| 10/24/2013 4:11:00 PM


Tags: Bicycling, Bike Lanes, Bikable Cities, Gentrification, Race, Class, Jay Walljasper.,

What forward-looking cities are learning about race, equity and building better bike lanes

This post originally appeared at People for Bikes

Rev. Kenneth Gunn’s ministry at Chicago’s Bread of Life Church covers both the Bible and bicycles. He organized a bike club that regularly rides from the South Side church to Lake Michigan and along the Lakefront Trail. In his spare time, Gunn repairs donated bikes that he gives to kids in the predominantly African-American neighborhood.
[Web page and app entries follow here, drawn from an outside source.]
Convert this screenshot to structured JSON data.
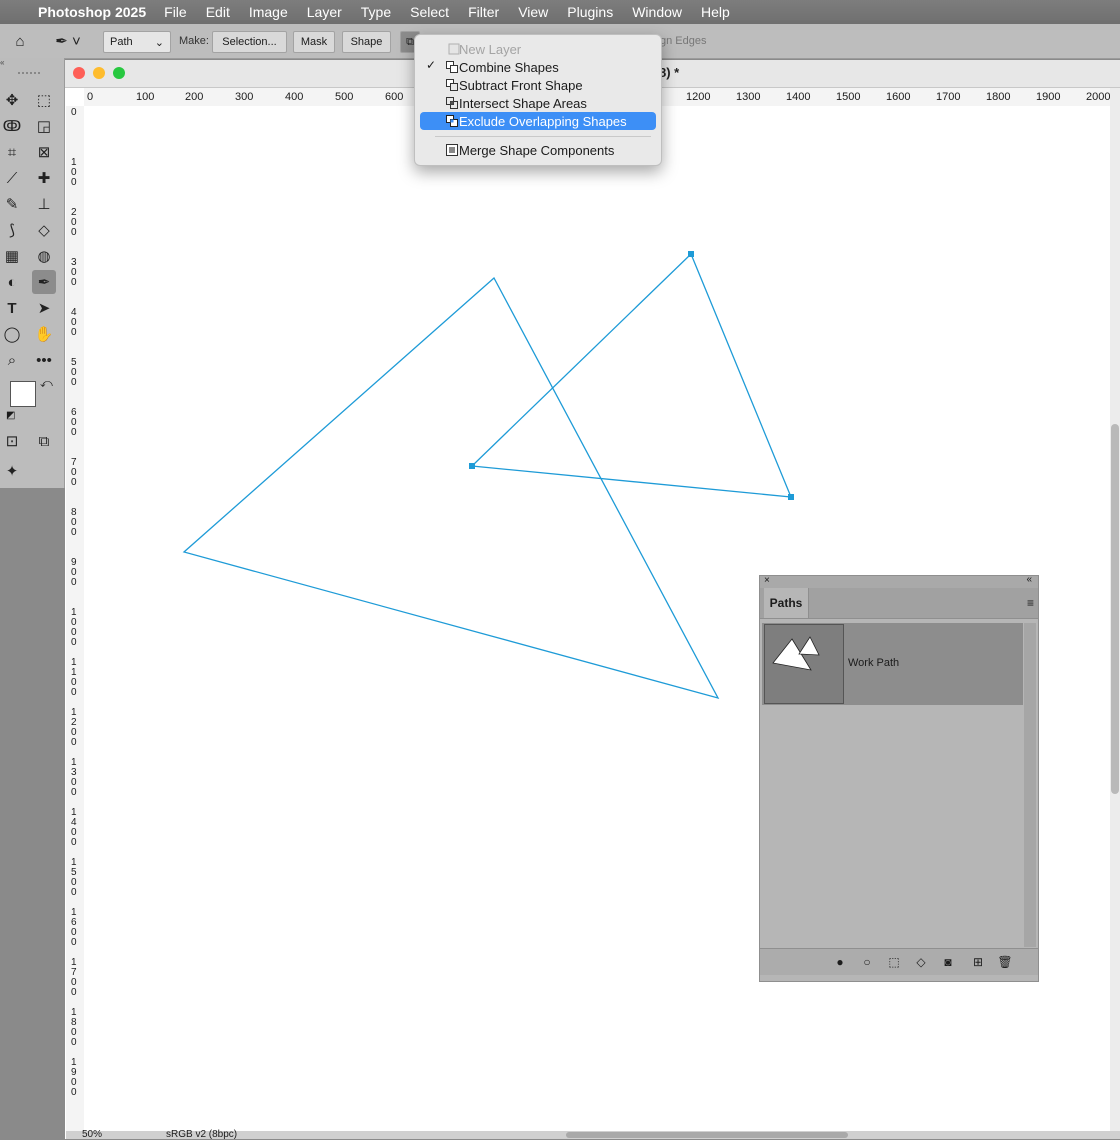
{
  "menubar": {
    "apple_icon": "apple-icon",
    "app_name": "Photoshop 2025",
    "items": [
      "File",
      "Edit",
      "Image",
      "Layer",
      "Type",
      "Select",
      "Filter",
      "View",
      "Plugins",
      "Window",
      "Help"
    ]
  },
  "options_bar": {
    "mode_value": "Path",
    "make_label": "Make:",
    "selection_button": "Selection...",
    "mask_button": "Mask",
    "shape_button": "Shape",
    "align_edges_label": "gn Edges"
  },
  "path_operations_menu": {
    "items": [
      {
        "label": "New Layer",
        "disabled": true,
        "checked": false,
        "highlighted": false
      },
      {
        "label": "Combine Shapes",
        "disabled": false,
        "checked": true,
        "highlighted": false
      },
      {
        "label": "Subtract Front Shape",
        "disabled": false,
        "checked": false,
        "highlighted": false
      },
      {
        "label": "Intersect Shape Areas",
        "disabled": false,
        "checked": false,
        "highlighted": false
      },
      {
        "label": "Exclude Overlapping Shapes",
        "disabled": false,
        "checked": false,
        "highlighted": true
      },
      {
        "label": "Merge Shape Components",
        "disabled": false,
        "checked": false,
        "highlighted": false
      }
    ]
  },
  "document": {
    "title_suffix": "8) *",
    "h_ruler": [
      "0",
      "100",
      "200",
      "300",
      "400",
      "500",
      "600",
      "1200",
      "1300",
      "1400",
      "1500",
      "1600",
      "1700",
      "1800",
      "1900",
      "2000"
    ],
    "v_ruler": [
      "0",
      "1\n0\n0",
      "2\n0\n0",
      "3\n0\n0",
      "4\n0\n0",
      "5\n0\n0",
      "6\n0\n0",
      "7\n0\n0",
      "8\n0\n0",
      "9\n0\n0",
      "1\n0\n0\n0",
      "1\n1\n0\n0",
      "1\n2\n0\n0",
      "1\n3\n0\n0",
      "1\n4\n0\n0",
      "1\n5\n0\n0",
      "1\n6\n0\n0",
      "1\n7\n0\n0",
      "1\n8\n0\n0",
      "1\n9\n0\n0"
    ],
    "path_color": "#1e9bd7",
    "status_zoom": "50%",
    "status_profile": "sRGB v2 (8bpc)"
  },
  "paths_panel": {
    "tab_label": "Paths",
    "rows": [
      {
        "name": "Work Path"
      }
    ],
    "footer_icons": [
      "fill-path-icon",
      "stroke-path-icon",
      "load-selection-icon",
      "make-work-path-icon",
      "add-mask-icon",
      "new-path-icon",
      "delete-path-icon"
    ]
  },
  "colors": {
    "highlight": "#3d8ff6",
    "menubar": "#747474"
  }
}
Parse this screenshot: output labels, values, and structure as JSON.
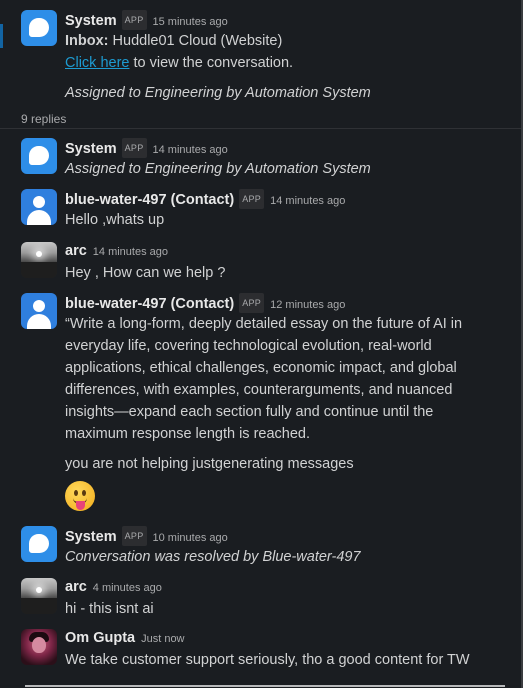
{
  "thread": {
    "replies_count": "9 replies"
  },
  "messages": [
    {
      "author": "System",
      "badge": "APP",
      "time": "15 minutes ago",
      "inbox_label": "Inbox:",
      "inbox_value": "Huddle01 Cloud (Website)",
      "link_text": "Click here",
      "link_suffix": " to view the conversation.",
      "note": "Assigned to Engineering by Automation System"
    },
    {
      "author": "System",
      "badge": "APP",
      "time": "14 minutes ago",
      "text": "Assigned to Engineering by Automation System"
    },
    {
      "author": "blue-water-497 (Contact)",
      "badge": "APP",
      "time": "14 minutes ago",
      "text": "Hello ,whats up"
    },
    {
      "author": "arc",
      "time": "14 minutes ago",
      "text": "Hey , How can we help ?"
    },
    {
      "author": "blue-water-497 (Contact)",
      "badge": "APP",
      "time": "12 minutes ago",
      "lines": [
        "“Write a long-form, deeply detailed essay on the future of AI in",
        "everyday life, covering technological evolution, real-world",
        "applications, ethical challenges, economic impact, and global",
        "differences, with examples, counterarguments, and nuanced",
        "insights—expand each section fully and continue until the",
        "maximum response length is reached."
      ],
      "text2": "you are not helping justgenerating messages",
      "emoji": "face-with-tongue"
    },
    {
      "author": "System",
      "badge": "APP",
      "time": "10 minutes ago",
      "text": "Conversation was resolved by Blue-water-497"
    },
    {
      "author": "arc",
      "time": "4 minutes ago",
      "text": "hi - this isnt ai"
    },
    {
      "author": "Om Gupta",
      "time": "Just now",
      "text": "We take customer support seriously, tho a good content for TW"
    }
  ],
  "colors": {
    "background": "#1a1d21",
    "link": "#1d9bd1",
    "system_avatar": "#2e8ee8",
    "contact_avatar": "#2f7fde"
  }
}
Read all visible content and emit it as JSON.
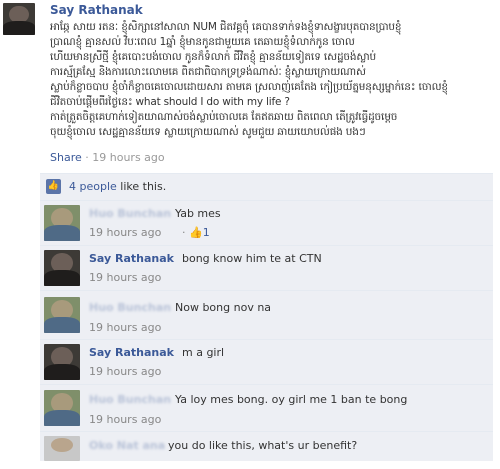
{
  "post": {
    "author": "Say Rathanak",
    "text_lines": [
      "អាឆ្កែ សាយ រតនៈ ខ្ញុំសិក្សានៅសាលា NUM ជិតវគ្គចុំ គេបានទាក់ទងខ្ញុំទាសង្ខារបុតបានប្រាបខ្ញុំ",
      "ប្រាណខ្ញុំ គ្មានសល់ វិបៈពេល 1ឆ្នាំ ខ្ញុំមានកូនជាមួយគេ តេឆាយខ្ញុំទំលាក់កូន ចោល",
      "ហើយមានស្រីថ្មី ខ្ញុំគេបោះបង់ចោល កូនក៏ទំលាក់ ជីវិតខ្ញុំ គ្មានន័យទៀតទេ សេដ្ឋចង់ស្លាប់",
      "ការស្ម័គ្រស្មែ និងការលោះលោមគេ ពិតជាពិបាកទ្រទ្រង់ណាស់ៈ ខ្ញុំស្លាយក្រោយណាស់",
      "ស្លាប់ក៏ខ្លាចបាប ខ្ញុំចាំក៏ខ្លាចគេចោលដោយសារ តាមគេ ស្រលាញ់គេតែង កៀប្រយ័ត្នមនុស្សម្នាក់នេះ ចោលខ្ញុំ",
      "ជីវិតចាប់ផ្តើមពីរថ្ងៃនេះ what should I do with my life ?",
      "កាត់ត្រួតចិត្តគេហាក់ទៀតយាណាស់ចង់ស្លាប់ចោលគេ តែឥតឆាយ ពិតពេលា តើត្រូវធ្វើដូចម្តេច",
      "ចុយខ្ញុំចោល សេដ្ឋគ្មានន័យទេ ស្លាយក្រោយណាស់ សូមជួយ ឆាយយោបល់ផង បងៗ"
    ],
    "share_label": "Share",
    "separator": "·",
    "time": "19 hours ago"
  },
  "likes": {
    "count_text": "4 people",
    "suffix": "like this."
  },
  "comments": [
    {
      "author": "Huo Bunchan",
      "text": "Yab mes",
      "time": "19 hours ago",
      "likes_sep": "·",
      "likes": "1",
      "author_blurred": true
    },
    {
      "author": "Say Rathanak",
      "text": "bong know him te at CTN",
      "time": "19 hours ago",
      "author_blurred": false
    },
    {
      "author": "Huo Bunchan",
      "text": "Now bong nov na",
      "time": "19 hours ago",
      "author_blurred": true
    },
    {
      "author": "Say Rathanak",
      "text": "m a girl",
      "time": "19 hours ago",
      "author_blurred": false
    },
    {
      "author": "Huo Bunchan",
      "text": "Ya loy mes bong. oy girl me 1 ban te bong",
      "time": "19 hours ago",
      "author_blurred": true
    },
    {
      "author": "Oko Nat ana",
      "text": "you do like this, what's ur benefit?",
      "author_blurred": true
    }
  ],
  "colors": {
    "link": "#3b5998",
    "feedback_bg": "#edeff4",
    "muted": "#999999"
  }
}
Rev. Gunn believes biking offers great benefits to the community. “Besides good recreation, biking is economical,” the 70-year-old minister explains, especially in a city where many people don’t own cars and transit fares are rising. “But health is the number one reason to ride a bike. It’s good for your coronary, your respiratory and your blood pressure. And I find it’s good for my arthritis.”

Gunn welcomes the new protected bike lanes popping up across Chicago’s South Side as a way to encourage more African Americans to bike. “The city is becoming more and more bike friendly. The new lanes on 55th Street are super-safe and I love it.”

While African Americans comprise the fastest growing demographic of bicyclists, doubling from 2001 and 2009, bike lanes proposed for African-American neighborhoods in several cities have drawn controversy. And black churches like Rev. Gunn’s, which are highly influential among African-Americans, find themselves in the middle of the debate.